This study aimed to determine changes in fertility intentions of HIV-1 infected and uninfected reproductive age women in Blantyre, Malawi. Participants were asked about their fertility intentions at baseline and at 3-month visits for 1 year. Time-to-event statistical models were used to determine factors associated with changes in fertility intentions. Overall, 842 HIV uninfected and 844 HIV infected women were enrolled. The hazard of changing from wanting no more children at baseline to wanting more children at follow-up was 61% lower among HIV infected women compared to HIV uninfected women (P < 0.01) after adjusting for other factors, while HIV infected women were ~3 times more likely to change to wanting no more children. The overall pregnancy rate after 12 months was 14.9 per 100 person-years and did not differ among 102 HIV uninfected and 100 infected women who became pregnant.
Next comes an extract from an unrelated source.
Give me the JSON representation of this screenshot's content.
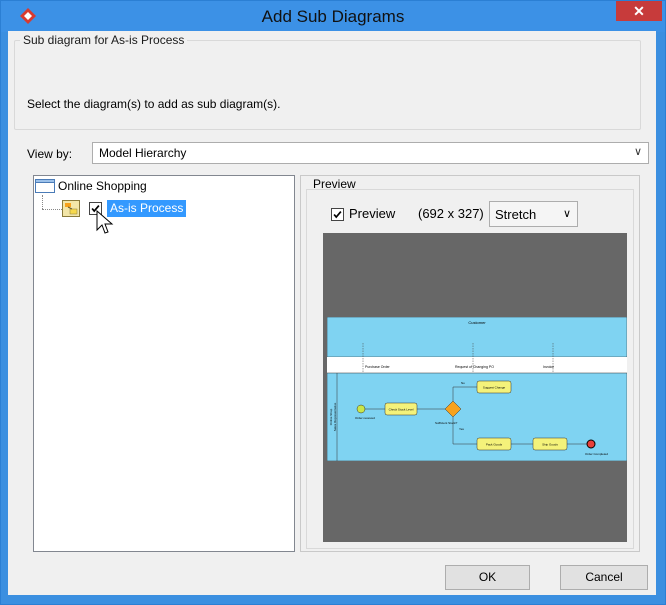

HIV infection is a significant predictor of fertility intentions over time.

Keywords

Family planning Fertility intentions HIV-1 infection Malawi Pregnancy